Which lines in the records below contain the word "world"? Copy each one out.

[Page and application data records]
§
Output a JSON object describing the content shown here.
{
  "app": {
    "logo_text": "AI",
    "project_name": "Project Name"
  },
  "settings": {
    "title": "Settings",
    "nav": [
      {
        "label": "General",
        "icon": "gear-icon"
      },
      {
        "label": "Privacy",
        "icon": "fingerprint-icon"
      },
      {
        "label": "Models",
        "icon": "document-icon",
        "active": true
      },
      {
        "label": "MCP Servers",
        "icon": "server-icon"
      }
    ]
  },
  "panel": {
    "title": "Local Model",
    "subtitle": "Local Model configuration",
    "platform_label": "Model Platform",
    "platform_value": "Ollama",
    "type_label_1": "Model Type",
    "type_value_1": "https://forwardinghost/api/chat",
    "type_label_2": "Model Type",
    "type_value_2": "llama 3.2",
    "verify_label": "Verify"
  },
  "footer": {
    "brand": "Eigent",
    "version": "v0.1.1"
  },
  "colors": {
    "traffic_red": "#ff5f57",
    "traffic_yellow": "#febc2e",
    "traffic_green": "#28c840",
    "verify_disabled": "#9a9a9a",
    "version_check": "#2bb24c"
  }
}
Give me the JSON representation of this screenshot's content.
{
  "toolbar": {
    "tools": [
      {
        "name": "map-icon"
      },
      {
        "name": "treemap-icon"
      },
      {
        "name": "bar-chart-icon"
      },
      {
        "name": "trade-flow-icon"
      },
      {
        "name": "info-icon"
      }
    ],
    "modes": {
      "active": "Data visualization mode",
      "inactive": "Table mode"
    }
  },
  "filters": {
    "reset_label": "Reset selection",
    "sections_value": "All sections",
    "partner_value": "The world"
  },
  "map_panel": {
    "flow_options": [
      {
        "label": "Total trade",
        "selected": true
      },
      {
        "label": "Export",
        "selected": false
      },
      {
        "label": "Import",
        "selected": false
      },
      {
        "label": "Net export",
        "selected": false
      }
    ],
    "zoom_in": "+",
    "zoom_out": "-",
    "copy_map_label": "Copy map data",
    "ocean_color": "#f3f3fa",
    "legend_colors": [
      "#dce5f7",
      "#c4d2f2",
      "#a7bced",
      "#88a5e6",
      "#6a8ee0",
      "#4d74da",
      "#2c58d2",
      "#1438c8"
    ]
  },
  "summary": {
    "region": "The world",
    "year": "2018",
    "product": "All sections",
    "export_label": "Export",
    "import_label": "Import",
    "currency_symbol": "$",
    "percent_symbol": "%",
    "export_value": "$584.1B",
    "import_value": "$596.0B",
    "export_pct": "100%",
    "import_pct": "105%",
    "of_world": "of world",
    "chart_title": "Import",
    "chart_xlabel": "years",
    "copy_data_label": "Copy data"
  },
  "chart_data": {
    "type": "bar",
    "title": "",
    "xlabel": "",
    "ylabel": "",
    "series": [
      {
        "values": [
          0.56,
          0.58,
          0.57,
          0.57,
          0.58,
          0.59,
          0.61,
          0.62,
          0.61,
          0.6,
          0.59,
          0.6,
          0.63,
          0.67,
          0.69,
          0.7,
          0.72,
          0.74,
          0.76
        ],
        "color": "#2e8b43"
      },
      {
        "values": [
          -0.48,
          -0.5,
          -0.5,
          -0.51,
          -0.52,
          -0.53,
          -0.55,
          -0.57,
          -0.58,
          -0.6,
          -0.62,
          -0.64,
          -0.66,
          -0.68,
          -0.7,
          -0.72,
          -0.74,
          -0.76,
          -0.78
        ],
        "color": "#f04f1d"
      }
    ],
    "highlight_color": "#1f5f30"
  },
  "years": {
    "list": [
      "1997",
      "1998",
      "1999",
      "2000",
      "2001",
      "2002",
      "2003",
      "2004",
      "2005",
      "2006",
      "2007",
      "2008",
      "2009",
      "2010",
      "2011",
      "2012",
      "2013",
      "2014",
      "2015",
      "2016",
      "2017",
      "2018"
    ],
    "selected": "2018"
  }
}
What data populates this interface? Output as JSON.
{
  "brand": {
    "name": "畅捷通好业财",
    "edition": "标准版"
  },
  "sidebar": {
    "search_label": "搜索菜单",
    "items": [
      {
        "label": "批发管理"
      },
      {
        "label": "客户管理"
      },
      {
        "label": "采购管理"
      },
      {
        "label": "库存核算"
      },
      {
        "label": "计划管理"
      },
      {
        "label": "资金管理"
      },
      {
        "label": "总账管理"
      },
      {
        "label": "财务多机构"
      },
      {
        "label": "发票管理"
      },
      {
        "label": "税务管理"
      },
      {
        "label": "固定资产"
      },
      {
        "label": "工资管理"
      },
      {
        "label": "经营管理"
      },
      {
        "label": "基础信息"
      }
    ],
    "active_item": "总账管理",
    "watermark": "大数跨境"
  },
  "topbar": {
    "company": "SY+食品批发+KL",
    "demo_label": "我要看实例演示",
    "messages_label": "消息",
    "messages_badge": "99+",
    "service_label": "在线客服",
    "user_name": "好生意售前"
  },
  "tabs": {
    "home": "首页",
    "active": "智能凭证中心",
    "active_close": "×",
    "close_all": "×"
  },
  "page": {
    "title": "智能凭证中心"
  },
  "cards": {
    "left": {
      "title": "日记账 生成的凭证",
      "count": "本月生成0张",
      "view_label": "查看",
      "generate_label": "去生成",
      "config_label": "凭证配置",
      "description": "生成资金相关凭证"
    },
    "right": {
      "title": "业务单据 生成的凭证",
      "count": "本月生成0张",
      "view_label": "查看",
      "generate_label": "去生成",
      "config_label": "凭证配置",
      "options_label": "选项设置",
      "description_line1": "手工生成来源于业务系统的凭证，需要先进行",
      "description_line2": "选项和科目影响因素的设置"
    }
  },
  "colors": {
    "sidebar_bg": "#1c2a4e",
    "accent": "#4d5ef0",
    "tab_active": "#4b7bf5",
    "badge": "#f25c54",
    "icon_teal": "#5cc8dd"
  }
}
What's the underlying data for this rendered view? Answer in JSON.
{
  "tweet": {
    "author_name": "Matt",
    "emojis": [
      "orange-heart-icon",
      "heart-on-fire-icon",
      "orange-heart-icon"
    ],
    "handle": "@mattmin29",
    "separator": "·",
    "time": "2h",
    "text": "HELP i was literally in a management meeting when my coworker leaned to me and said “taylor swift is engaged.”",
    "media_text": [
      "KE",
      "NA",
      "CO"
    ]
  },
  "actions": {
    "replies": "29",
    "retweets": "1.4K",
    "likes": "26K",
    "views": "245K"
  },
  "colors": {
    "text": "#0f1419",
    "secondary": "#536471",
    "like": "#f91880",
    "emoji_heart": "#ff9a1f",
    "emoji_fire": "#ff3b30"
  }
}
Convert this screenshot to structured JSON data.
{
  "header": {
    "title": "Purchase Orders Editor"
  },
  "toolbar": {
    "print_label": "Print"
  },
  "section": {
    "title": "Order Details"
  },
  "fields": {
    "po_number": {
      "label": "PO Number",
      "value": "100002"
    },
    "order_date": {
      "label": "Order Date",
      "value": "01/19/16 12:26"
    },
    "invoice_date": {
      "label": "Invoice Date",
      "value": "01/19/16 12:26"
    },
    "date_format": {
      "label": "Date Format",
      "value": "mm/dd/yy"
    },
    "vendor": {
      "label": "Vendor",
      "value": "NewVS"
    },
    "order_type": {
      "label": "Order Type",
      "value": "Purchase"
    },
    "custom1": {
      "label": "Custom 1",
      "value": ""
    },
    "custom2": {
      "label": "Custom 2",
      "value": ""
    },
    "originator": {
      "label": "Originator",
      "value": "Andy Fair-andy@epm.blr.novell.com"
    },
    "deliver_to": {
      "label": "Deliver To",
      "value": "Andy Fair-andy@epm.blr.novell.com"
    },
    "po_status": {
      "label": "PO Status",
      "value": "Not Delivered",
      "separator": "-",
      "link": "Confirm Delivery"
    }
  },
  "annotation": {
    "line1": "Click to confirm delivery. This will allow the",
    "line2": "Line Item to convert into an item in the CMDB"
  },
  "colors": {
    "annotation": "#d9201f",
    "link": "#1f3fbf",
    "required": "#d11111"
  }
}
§
**Task answer**
    "partner_value": "The world"
    "region": "The world",
    "of_world": "of world",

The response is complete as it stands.